- The importance of good customer service
- How you can deliver excellent customer service
- 5 examples of brands that give great customer service
1. Respond as quickly as possible
One of the biggest factors in good customer service is speed, especially when a client is requesting something that’s time sensitive.
Back in 2011, STELLAService conducted a response time report and found that the average email response time for the top 100 Internet companies was 17 hours. Today, it’s not much better as own customer service study found that the average response time is 12 hours.
While Frost reported that 41% of consumers surveyed listed being put on hold as their biggest frustration. Make sure you don’t leave customers waiting.
2. Know your customers
Great interactions begin with knowing your customers wants and needs. Customers love the personalization. Get to know your customers, remember their names and previous conversations. If needed, make a note of what was discussed previously so you can refer to it the next time you meet. In March 2012 Starbucks launched a new campaign focusing on improving relationships between their staff and customers. Each person who introduced themselves by name received a free latte and in total, more than 350,000 free drinks were given away.

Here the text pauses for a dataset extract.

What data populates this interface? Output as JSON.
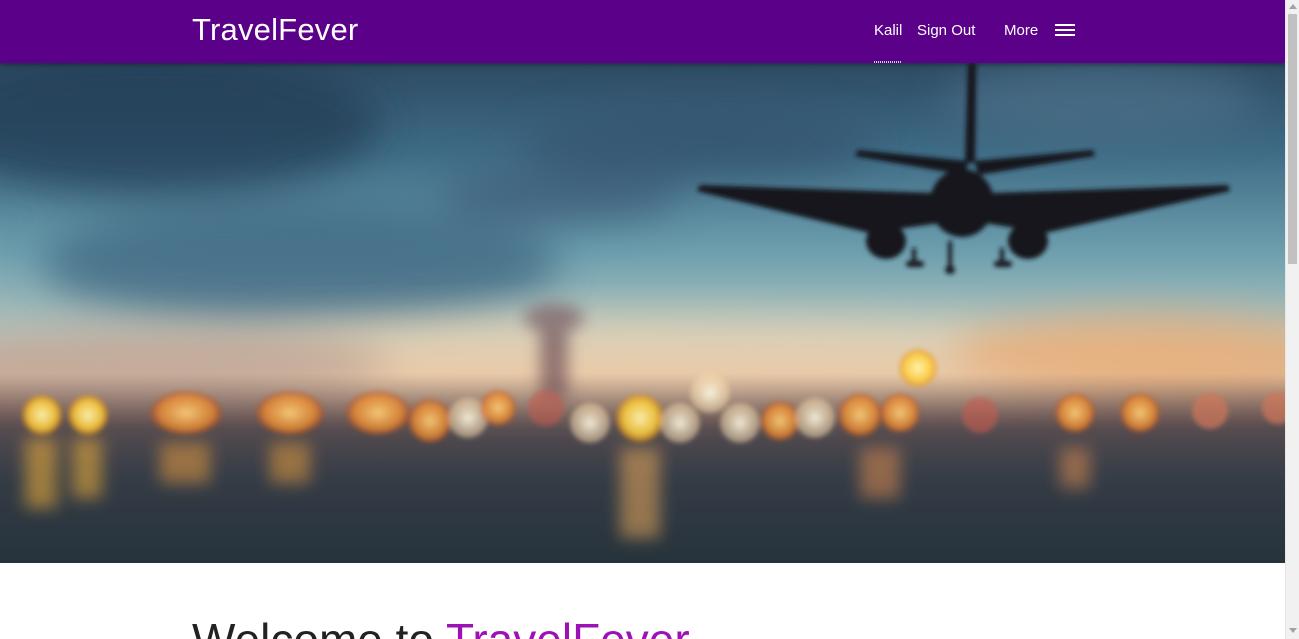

3. Fix your mistakes
Not taking responsibility of your mistakes is a sure fire way to getting a bad reputation. Transparency is important in business and customer service is no different. Always strive for a high quality output as it shows you have a high level of standards. In 2007, an Amazon customer ordered a new PlayStation for his son for Christmas. When the shipping company delivered the parcel, the customer was away and had a neighbor sign for the package. The neighbor left the package outside the customer’s house (in which it soon disappeared). When the customer realized what had happened, he was left in complete shock. Even though Amazon was not to blame for this mistake, they were quick to resolve this by not only sending a new PlayStation in time for Christmas, but did not charge for the extra shipping.
4. Go the extra mile
Going the extra mile will not only result in an indebted and happy customer, it can also go a long way in terms of keeping yourself on their radar for future business. In May 2011, a three year old named Lily Robinson wrote a letter to Sainsbury’s, a UK grocery store a letter asking why ‘tiger bread was called tiger bread and not giraffe bread?’. To Lily’s surprise, Chris King, the customer service manager of Sainsbury’s responded with “I think renaming it to giraffe bread is a brilliant idea!”. In January 2012, the bread was renamed to giraffe bread.
5. Think long term – A customer is for life
Think long term when dealing with customers. By keeping customers happy, they will be loyal and through word of mouth, will do the marketing for you. In fact, according to author Pete Blackshaw, a satisfied customer tells at least three friends (whereas an angry customer tells 3,000!) In August 2011, author and business consultant Peter Shankman was ready to board a flight before tweeting “Hey, @Mortons – can you meet me at Newark airport with a porterhouse when I land in two hours? K, thanks. :)”. As soon as Peter landed a gentleman wearing a tuxedo was holding a bag that contained porterhouse shrimp, napkins and silverware. Knowing that Peter was a regular customer and having tracked down his arrival details, Morton’s traveled more than 23 miles to deliver excellent service